> Work to complete
Which lines of the entries contain the word "portrait"? Please list them.

Dataset rows for apps and sites:
----
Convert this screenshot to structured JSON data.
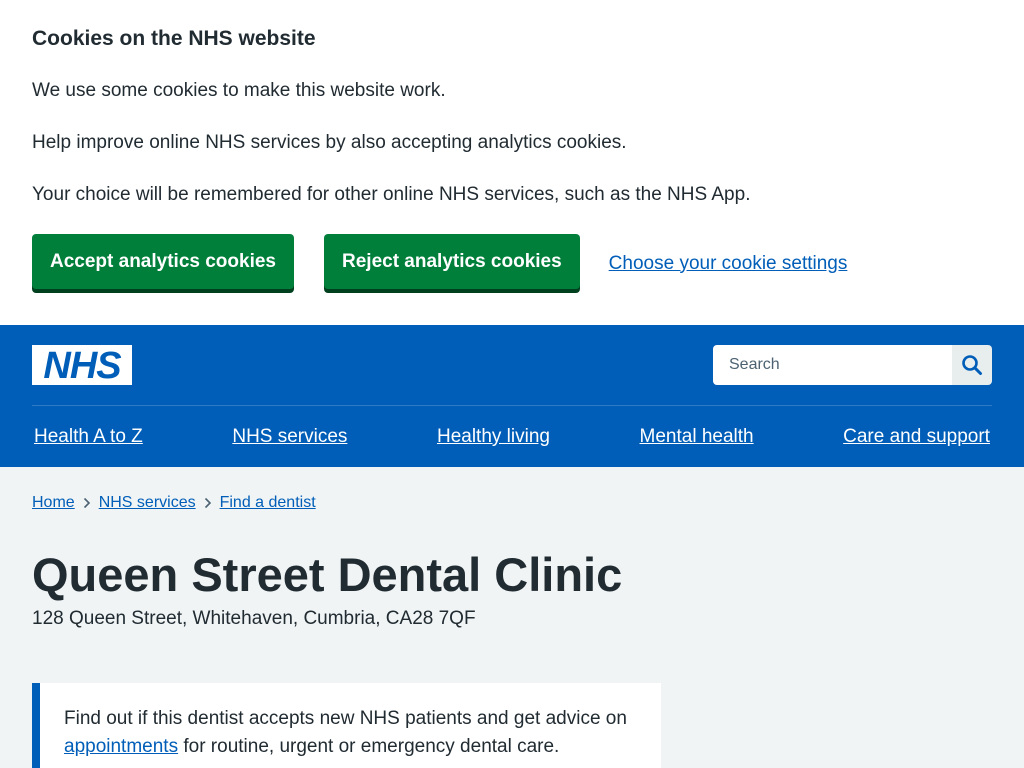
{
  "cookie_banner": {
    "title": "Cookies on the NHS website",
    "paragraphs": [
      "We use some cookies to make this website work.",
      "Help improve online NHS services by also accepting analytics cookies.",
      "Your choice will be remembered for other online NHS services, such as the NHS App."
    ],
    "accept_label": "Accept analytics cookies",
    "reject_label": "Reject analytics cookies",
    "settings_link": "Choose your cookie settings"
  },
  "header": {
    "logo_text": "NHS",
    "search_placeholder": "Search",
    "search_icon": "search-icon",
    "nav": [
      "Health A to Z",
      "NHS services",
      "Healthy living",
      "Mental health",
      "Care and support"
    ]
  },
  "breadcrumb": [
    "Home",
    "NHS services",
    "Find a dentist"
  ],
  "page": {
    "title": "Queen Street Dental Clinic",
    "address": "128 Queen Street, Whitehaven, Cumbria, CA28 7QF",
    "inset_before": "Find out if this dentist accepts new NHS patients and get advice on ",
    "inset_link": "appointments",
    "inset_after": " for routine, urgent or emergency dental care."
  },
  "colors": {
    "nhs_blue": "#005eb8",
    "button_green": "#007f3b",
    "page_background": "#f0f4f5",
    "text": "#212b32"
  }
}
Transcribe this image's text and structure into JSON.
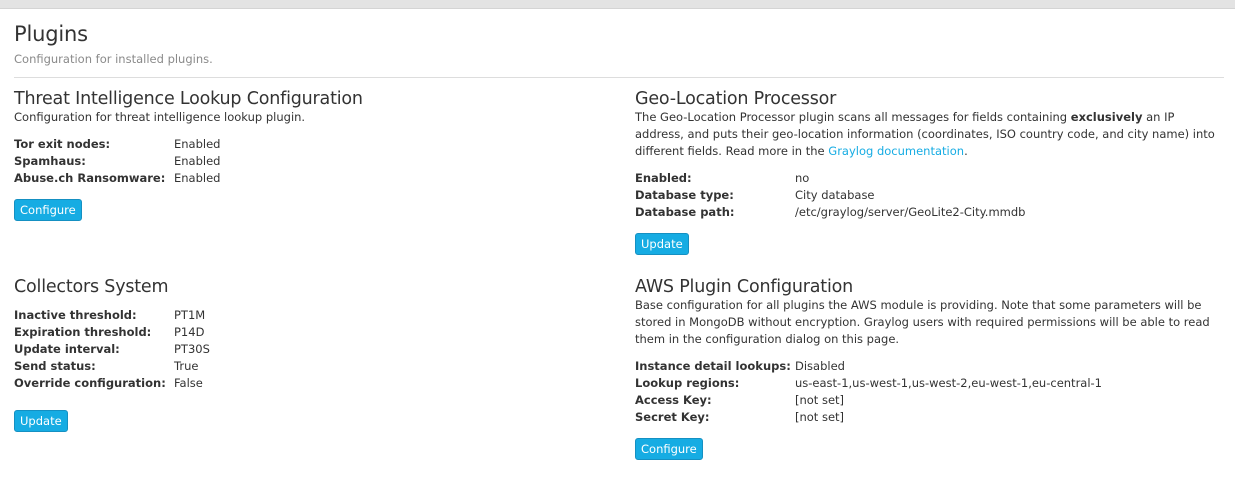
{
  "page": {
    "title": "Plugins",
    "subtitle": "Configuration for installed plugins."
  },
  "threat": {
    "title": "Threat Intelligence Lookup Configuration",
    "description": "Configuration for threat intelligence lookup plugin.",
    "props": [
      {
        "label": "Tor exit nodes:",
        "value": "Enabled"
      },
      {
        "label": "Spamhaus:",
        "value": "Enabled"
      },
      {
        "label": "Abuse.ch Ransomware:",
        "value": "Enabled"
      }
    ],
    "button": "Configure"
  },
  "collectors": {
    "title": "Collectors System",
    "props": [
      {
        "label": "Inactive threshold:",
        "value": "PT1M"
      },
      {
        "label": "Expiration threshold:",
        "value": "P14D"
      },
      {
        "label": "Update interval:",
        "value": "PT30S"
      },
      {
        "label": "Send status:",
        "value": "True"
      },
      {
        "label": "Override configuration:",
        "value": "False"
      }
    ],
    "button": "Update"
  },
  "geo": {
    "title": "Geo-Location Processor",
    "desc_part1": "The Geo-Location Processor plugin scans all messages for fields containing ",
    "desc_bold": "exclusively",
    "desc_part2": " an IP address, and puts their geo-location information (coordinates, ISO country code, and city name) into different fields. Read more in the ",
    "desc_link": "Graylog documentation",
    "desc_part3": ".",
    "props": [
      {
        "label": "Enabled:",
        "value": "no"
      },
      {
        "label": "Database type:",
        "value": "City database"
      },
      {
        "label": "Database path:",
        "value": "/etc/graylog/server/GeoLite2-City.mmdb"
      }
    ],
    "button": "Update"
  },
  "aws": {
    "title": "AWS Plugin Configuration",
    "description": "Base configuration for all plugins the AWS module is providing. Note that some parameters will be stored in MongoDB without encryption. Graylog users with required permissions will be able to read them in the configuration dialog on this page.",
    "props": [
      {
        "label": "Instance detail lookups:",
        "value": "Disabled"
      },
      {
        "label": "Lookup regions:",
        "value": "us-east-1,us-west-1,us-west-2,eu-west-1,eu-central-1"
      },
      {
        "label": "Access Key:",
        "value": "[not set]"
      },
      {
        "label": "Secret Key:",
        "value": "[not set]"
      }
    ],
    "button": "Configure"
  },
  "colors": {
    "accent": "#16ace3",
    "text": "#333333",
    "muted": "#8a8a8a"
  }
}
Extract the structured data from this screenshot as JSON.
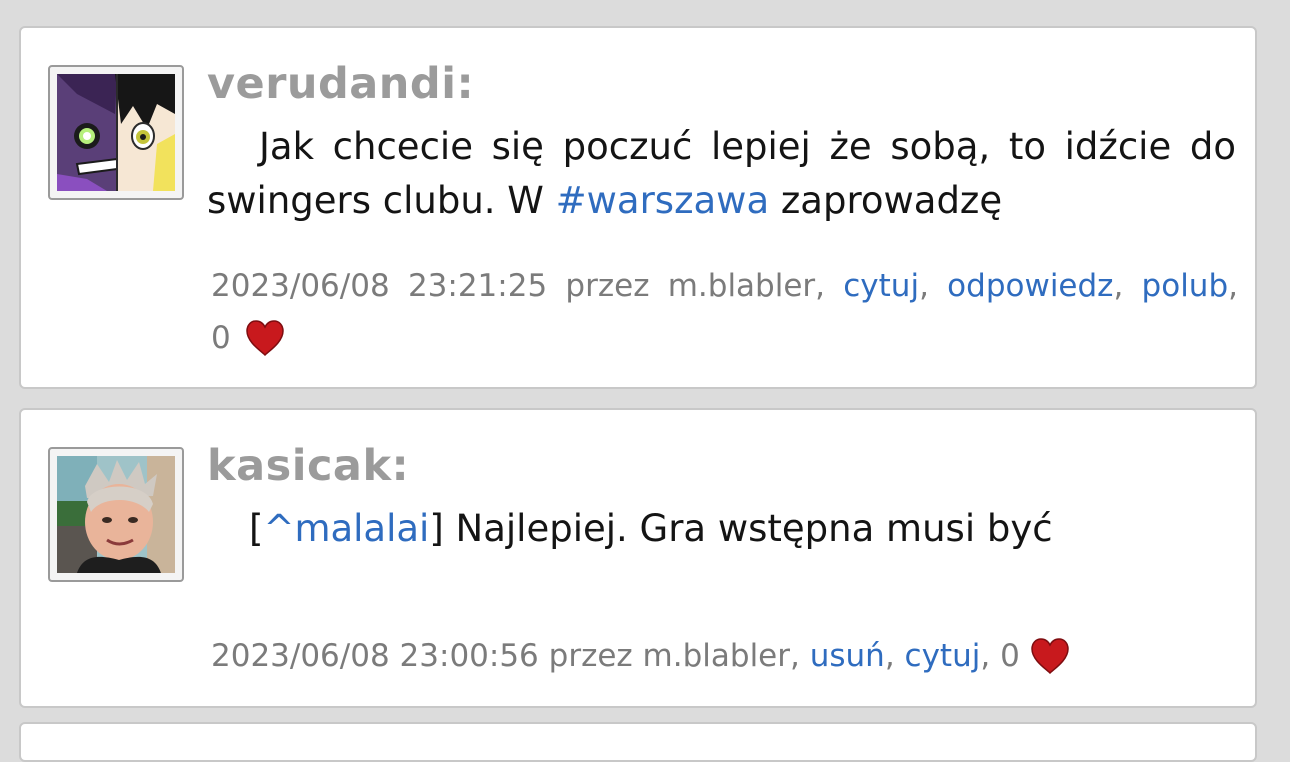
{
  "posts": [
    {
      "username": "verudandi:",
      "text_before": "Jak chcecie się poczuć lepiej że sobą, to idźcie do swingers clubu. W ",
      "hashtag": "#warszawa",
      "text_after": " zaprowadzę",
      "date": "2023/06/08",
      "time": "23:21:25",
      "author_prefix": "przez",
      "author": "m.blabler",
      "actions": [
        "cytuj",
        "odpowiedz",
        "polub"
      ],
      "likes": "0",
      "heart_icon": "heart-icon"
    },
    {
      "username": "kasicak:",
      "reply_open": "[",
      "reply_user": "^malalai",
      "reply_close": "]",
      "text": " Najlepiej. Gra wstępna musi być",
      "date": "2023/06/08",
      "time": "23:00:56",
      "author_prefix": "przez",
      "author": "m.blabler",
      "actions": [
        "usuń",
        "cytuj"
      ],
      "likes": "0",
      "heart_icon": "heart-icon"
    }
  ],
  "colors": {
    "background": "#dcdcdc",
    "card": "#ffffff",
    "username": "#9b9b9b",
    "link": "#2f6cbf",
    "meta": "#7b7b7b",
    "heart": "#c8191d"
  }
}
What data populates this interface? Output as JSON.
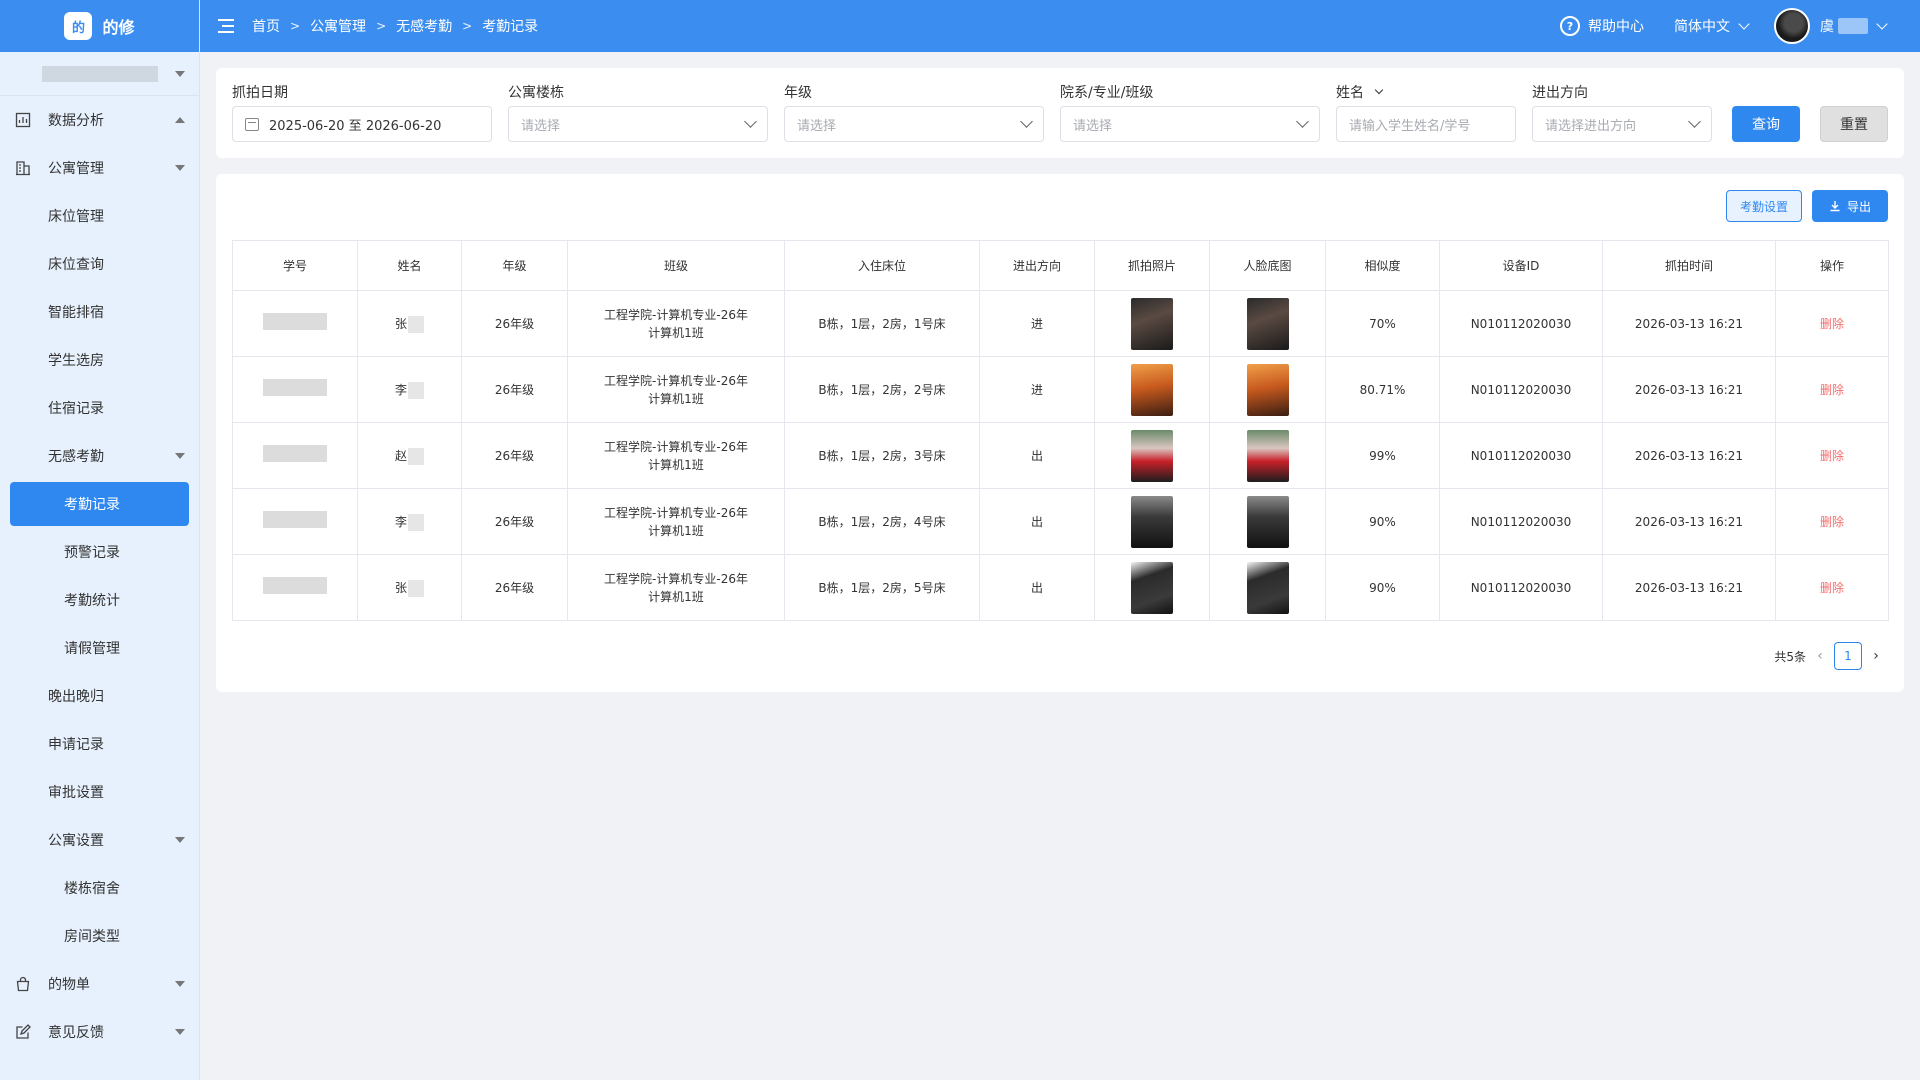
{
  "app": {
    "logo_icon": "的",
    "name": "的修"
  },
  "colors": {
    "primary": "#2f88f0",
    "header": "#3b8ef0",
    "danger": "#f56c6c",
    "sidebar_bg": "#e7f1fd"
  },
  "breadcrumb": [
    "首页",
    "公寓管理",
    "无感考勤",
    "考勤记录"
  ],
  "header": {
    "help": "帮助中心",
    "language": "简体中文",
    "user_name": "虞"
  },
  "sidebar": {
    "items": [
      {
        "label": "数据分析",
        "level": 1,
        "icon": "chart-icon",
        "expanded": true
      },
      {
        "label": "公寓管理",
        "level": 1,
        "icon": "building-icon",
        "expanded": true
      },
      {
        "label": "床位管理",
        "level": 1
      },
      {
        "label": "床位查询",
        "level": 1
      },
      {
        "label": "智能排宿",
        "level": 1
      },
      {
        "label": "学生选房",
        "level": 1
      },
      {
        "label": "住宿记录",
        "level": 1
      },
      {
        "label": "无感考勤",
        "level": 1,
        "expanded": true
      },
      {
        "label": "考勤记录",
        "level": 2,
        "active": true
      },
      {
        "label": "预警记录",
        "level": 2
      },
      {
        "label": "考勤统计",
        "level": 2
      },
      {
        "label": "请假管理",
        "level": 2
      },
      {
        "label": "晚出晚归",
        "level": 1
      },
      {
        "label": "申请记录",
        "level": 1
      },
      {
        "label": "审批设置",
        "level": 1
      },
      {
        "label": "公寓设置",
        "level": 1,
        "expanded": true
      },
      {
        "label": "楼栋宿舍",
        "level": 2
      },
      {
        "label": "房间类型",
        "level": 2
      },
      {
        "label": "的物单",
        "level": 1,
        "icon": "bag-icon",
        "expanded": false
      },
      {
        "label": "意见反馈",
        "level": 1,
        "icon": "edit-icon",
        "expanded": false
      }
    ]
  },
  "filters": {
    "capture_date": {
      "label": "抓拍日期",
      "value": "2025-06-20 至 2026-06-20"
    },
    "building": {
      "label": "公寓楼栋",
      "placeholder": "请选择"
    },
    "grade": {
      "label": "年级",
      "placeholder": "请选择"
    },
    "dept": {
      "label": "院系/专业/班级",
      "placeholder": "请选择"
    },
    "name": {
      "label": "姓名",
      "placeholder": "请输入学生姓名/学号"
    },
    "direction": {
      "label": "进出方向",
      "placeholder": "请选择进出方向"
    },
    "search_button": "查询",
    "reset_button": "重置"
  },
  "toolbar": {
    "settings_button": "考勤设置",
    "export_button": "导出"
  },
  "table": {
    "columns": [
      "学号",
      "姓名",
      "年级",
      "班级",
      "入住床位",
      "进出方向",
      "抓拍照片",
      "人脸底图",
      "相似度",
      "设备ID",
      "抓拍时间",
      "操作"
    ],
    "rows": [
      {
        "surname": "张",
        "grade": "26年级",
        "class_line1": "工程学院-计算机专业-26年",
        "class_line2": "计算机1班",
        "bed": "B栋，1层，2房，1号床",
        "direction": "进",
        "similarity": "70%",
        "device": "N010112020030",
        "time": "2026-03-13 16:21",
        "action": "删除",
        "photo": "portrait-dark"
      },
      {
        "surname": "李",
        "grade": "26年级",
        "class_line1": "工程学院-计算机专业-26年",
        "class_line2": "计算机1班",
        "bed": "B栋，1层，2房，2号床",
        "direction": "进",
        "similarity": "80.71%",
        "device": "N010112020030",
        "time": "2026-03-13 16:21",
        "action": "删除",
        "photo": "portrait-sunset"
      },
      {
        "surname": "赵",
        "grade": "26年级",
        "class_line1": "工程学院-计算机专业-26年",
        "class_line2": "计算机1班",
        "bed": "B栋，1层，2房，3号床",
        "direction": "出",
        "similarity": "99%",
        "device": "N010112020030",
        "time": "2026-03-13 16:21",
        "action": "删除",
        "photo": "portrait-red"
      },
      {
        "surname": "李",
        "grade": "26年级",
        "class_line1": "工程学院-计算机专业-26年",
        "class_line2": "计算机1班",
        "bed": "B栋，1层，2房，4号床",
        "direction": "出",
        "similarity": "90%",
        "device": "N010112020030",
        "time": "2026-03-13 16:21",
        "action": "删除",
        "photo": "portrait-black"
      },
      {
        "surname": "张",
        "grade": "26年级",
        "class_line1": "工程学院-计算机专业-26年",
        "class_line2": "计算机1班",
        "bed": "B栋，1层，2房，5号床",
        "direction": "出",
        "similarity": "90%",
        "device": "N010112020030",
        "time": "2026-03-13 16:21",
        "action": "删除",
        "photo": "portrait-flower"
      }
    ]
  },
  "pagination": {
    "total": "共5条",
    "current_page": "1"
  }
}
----
> Answer
        "photo": "portrait-dark"
        "photo": "portrait-sunset"
        "photo": "portrait-red"
        "photo": "portrait-black"
        "photo": "portrait-flower"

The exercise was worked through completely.